Wednesday, 10 December 2014

Fismoll - At Glade (2013)

About two years ago a friend sent me a song described "You must listen. The guy is Polish, two years younger than we are and he will break your heart". Guess what? He didn't. But he impressed me deeply and I was happy while returning to those few first covers and self-written songs.

In 2013 Fismoll released his first album. A nineteen-year-old, releasing a really nice independent music is not a common thing in Poland. I liked the album but being very much into totally different music at the time, I didn't even think of writing about it.

Quite recently though, I found out that Fismoll was coming to my-adopted-city and since for a long time I had longed to experience some live music, I decided to give it a go. And oh wow. Seeing him in my big, ugly city, mesmerizing a HUGE audience (seriously, the club in which Anathema usually plays and nearly as full!) I was once again shocked that such a talent can gain such recognition in less than two years of work. And he deserves more, hence these words.

Listening to Fismoll is like entering a really intimate world full of subtle feelings, experiences of beauty and little joys. It’s hearable on his debut At Glade, but even more during the concerts. There is purity, simplicity and honesty of Scandinavian culture in it. If you close your eyes, you can feel warm rays of sun on your skin, the pain of the shortness of cold summer. You hear a river slowly passing by and grass murmuring at glades, especially in Trifle and Time of Glimmers.

Some of the songs are also filled with playfullness and youthfulness, e.g. Let's Play Birds (the song by which I got to know him) and The Soldier from the upcoming second album. And what I really like about Fismoll is that by no chance you would say he's so young. Somehow he manages to escape the pathos-childishness of the lyrics (oh, how jealous is a nineteen-year-old-me-of-the-past), even though he sings a lot about lost love and the pain of a feeling being.

But there is also Alcest’y dreaminess and hardly tamed streams of pain and joy. Well, if the Alcest was British in expressing its emotions. Well, if Alcest focused more on playing like in Sur l'océan couleur de fer. Well, listen to Look At This, anyway. Although to me, the most beautiful songs on the album are Flowering and Let Me Breathe Your Sigh, both using a similar melody and drowning in melancholy. Oh, I cried.

And since it's December, grey and horrifingly Christmasy, it's good to stop being grumpy and start thinking. Nothing better to do this, than a big cup of cocoa and Fismoll's music.

And once you’ve listened to Fismoll, be sure to check out his gifted younger sister. She supports him by playing cello, but also sings like an angel. And she recorded a few covers of her favourite songs, really delightfully. The music genes are strong in their family.

Monday, 22 September 2014

Emilíana Torrini - Unemployed In Summertime

I’m horribly late. Ever since the dreamy dark sixteen, I’ve been waiting for the magical time when I would be allowed to sing along ‘Unemployed In Summertime’ and REALLY mean it. Well guess what, it’s my 22nd birthday next week and the very first day of a real autumn weather here in Europe. 

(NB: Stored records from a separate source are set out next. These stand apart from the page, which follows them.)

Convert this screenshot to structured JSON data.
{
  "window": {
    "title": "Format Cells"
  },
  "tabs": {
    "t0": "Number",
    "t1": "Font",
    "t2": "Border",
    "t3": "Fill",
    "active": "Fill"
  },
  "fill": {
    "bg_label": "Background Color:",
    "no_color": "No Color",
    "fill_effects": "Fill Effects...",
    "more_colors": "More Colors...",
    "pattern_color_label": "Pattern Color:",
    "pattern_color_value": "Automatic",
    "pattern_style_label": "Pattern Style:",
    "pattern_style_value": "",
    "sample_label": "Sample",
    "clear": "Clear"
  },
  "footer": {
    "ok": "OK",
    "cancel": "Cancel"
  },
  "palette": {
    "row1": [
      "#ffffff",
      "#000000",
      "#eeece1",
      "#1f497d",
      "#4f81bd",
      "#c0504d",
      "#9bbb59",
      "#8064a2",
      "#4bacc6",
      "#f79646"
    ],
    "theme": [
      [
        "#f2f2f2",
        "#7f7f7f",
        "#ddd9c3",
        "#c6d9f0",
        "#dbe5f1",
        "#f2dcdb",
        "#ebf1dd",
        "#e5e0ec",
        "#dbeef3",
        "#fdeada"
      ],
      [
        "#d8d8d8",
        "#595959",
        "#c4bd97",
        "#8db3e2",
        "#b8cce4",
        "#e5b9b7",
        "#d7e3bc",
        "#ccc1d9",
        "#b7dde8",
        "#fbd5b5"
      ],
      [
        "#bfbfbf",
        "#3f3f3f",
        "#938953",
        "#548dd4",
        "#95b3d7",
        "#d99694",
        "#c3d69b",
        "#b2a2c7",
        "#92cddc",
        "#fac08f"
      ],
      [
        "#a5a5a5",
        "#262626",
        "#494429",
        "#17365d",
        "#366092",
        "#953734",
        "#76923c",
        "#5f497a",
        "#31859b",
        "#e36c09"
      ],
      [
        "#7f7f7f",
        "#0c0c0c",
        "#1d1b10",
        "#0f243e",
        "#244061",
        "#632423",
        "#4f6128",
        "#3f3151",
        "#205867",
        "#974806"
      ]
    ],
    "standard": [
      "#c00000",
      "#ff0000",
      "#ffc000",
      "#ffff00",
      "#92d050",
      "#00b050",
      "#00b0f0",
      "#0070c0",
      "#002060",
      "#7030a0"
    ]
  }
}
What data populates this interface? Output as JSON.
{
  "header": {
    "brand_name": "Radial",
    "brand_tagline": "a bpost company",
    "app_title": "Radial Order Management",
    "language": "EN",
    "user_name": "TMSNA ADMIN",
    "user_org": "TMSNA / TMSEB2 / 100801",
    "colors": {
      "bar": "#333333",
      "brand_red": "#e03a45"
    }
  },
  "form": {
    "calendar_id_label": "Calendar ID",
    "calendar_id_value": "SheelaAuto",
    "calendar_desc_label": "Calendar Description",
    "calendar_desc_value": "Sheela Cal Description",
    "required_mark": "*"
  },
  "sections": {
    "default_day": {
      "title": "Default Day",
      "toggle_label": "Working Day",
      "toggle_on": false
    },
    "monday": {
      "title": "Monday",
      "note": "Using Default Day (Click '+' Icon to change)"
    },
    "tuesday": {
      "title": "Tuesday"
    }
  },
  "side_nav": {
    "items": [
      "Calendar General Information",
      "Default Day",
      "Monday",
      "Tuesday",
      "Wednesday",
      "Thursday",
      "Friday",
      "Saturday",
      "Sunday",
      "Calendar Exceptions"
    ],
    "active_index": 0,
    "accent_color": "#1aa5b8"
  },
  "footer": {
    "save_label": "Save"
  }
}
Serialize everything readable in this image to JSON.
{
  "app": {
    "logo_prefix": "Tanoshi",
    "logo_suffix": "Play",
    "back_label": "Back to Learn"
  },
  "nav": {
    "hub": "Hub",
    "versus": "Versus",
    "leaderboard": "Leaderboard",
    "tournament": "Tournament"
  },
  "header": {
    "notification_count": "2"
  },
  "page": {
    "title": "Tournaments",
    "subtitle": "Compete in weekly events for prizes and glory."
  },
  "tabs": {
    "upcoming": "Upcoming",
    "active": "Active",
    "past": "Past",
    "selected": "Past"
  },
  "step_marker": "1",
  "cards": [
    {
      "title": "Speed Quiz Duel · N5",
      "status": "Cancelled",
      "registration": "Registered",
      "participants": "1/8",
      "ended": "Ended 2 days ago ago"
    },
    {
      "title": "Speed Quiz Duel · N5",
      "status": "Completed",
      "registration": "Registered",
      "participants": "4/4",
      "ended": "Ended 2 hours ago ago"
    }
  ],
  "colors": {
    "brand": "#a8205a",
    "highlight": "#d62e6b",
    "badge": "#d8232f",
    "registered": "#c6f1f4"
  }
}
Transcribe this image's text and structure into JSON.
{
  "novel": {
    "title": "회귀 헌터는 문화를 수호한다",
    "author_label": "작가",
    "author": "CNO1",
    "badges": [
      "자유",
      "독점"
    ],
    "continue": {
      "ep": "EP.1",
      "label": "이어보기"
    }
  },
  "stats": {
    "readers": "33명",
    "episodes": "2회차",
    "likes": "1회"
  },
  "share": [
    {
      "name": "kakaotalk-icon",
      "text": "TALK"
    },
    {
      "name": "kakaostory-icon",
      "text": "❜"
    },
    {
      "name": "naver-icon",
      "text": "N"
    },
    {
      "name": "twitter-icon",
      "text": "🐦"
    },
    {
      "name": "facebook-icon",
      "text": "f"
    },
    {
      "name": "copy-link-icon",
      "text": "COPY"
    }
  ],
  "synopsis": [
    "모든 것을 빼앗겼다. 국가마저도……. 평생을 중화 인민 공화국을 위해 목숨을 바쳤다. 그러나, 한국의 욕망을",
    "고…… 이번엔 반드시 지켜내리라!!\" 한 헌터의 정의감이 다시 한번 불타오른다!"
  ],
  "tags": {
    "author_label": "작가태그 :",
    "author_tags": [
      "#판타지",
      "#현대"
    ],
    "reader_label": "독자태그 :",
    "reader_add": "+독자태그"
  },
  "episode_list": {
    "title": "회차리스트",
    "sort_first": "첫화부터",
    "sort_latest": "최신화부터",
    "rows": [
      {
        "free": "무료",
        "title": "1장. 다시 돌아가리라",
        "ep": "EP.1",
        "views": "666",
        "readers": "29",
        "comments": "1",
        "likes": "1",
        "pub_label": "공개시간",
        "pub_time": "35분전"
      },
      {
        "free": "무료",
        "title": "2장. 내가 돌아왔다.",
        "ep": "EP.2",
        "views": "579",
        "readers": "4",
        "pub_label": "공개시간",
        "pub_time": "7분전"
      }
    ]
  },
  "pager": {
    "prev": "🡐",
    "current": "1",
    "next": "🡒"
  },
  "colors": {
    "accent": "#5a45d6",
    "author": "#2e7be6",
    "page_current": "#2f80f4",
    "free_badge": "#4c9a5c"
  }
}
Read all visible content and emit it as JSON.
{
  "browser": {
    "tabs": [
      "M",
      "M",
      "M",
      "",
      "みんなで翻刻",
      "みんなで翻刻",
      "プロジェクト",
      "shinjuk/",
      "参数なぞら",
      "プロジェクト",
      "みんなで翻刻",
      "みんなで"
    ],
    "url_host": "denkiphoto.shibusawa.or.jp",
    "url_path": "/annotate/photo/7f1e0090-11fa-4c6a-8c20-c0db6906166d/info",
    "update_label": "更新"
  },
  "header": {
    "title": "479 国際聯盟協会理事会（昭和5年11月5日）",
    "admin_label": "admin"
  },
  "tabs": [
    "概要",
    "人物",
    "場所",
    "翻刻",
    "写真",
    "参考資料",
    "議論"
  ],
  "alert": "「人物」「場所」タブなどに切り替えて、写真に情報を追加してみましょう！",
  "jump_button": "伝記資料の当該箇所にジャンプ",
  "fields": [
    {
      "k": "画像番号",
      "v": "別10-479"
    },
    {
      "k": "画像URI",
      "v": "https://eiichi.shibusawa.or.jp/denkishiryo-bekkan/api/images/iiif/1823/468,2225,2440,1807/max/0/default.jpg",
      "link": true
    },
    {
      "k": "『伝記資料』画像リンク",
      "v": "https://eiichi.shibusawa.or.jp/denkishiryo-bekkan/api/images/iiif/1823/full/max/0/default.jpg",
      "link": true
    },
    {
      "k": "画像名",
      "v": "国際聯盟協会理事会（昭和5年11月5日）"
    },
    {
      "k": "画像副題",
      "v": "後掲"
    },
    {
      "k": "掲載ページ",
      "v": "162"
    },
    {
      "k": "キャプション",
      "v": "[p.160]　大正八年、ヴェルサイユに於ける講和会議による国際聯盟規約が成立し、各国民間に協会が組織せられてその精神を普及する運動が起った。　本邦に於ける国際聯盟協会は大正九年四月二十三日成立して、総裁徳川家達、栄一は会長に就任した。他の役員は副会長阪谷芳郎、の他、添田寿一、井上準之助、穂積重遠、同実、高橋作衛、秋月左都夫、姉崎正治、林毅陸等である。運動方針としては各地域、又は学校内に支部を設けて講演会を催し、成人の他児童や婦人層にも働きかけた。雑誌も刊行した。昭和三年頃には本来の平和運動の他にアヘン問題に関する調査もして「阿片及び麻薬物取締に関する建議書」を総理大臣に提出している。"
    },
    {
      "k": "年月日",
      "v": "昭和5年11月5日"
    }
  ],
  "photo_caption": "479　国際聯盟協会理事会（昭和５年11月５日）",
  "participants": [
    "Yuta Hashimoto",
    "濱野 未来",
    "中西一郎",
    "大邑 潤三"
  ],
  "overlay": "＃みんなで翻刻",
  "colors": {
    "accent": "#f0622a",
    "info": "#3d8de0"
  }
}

Why is the age so important? In her song Emiliana praises the beauty of being unemployed 21-year-old in a summer. Well, to me 21 was neither jobless nor very summery, but the few cathartic days in mountains were enough to make me relate myself to this lovely song yet again. 

The second best thing about mountaineering is obviously lying on halls and meadows. And that is how this song feels. Tired, lazy, but blissfully calm. Combined with the simple, yet fresh melody in the background, the lyrics give an idyllic vision of this time, spent on lazy strolls, playful talks and time-killing without a bit of guilt.

Summer kisses, wandering about and the amazing confidence that being 21 you can yet do anything. You can straighten up the paths, fill them with good people and amazing experiences. And you still don’t have to obsess about things that don’t stick, you can put money last on list of important things, screw your make-up and simply enjoy little things. 

But hey, guess what, readers and older me. Even when you’re 22, 25, 30 or 40. These things above, Emiliana’s summer, they should be your summer and winter. Your every day’s recipe to be happy. So off you wander!

*The song comes from the wonderful album: Love in the Time of Science.


Damn, has it really been 22 months? Ever since I met the mad physician with a mysterious… well, ever since I started working intensely and travelling a lot, it’s been getting harder and harder to discover and share awesome music. But don’t think I stopped doing either. Not for a day. Still, after 2 years of intense native language writing skills’ training, I yearn for giving out a few cries in English. I hopefully say: Expect more regular stuff now.